▶ _TASK PROMPT_
Wherever "folder" appears in the records below, copy the line that holds it.

[Dataset rows describing interfaces]
────────────────────

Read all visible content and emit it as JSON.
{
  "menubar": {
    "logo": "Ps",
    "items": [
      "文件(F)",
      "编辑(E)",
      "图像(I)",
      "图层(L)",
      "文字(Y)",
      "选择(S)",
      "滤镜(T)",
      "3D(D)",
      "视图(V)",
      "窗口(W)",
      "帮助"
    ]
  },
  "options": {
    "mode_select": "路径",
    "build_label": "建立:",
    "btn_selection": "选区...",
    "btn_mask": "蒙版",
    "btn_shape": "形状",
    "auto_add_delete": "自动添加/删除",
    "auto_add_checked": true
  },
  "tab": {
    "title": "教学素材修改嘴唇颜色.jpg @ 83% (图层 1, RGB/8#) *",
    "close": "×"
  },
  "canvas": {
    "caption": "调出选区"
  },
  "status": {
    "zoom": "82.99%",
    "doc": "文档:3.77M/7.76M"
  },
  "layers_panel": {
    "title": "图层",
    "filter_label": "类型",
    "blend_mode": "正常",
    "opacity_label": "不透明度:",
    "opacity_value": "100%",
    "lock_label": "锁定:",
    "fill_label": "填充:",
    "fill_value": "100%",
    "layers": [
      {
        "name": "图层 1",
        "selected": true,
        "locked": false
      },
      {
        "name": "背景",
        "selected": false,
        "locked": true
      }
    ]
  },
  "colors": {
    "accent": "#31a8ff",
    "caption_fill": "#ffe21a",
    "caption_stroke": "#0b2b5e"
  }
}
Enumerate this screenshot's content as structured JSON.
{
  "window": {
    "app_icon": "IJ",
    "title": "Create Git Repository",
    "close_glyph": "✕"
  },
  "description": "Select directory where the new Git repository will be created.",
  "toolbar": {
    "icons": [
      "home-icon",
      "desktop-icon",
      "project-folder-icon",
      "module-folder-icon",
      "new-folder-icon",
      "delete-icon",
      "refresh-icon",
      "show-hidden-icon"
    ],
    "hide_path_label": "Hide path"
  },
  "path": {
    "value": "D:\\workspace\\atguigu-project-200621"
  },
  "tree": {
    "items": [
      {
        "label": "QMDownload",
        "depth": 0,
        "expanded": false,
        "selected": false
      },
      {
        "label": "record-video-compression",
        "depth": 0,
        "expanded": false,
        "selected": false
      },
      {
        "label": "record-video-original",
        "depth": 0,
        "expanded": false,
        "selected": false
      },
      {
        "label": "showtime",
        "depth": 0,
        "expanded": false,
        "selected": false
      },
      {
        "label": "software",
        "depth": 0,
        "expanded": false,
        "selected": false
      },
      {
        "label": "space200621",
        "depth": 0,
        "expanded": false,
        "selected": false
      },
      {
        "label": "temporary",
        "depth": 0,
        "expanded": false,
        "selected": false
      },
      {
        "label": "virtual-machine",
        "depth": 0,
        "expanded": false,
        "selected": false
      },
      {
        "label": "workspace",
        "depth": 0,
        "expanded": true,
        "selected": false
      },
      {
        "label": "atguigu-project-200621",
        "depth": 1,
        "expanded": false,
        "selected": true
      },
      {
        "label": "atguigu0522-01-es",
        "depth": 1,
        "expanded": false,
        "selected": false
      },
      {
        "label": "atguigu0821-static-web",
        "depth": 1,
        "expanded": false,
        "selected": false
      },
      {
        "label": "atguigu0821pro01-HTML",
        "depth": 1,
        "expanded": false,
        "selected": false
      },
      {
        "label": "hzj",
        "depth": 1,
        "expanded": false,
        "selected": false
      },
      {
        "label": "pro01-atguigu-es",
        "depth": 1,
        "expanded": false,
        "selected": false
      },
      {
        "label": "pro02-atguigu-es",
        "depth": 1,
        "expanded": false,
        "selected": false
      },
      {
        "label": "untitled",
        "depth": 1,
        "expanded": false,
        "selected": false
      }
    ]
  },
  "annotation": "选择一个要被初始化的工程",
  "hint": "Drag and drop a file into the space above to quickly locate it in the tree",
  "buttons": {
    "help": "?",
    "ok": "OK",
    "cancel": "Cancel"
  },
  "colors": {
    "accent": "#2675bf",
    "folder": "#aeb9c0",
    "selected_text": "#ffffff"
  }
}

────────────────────

▶ _WRITTEN ANSWER_
      "project-folder-icon",
      "module-folder-icon",
      "new-folder-icon",
    "folder": "#aeb9c0",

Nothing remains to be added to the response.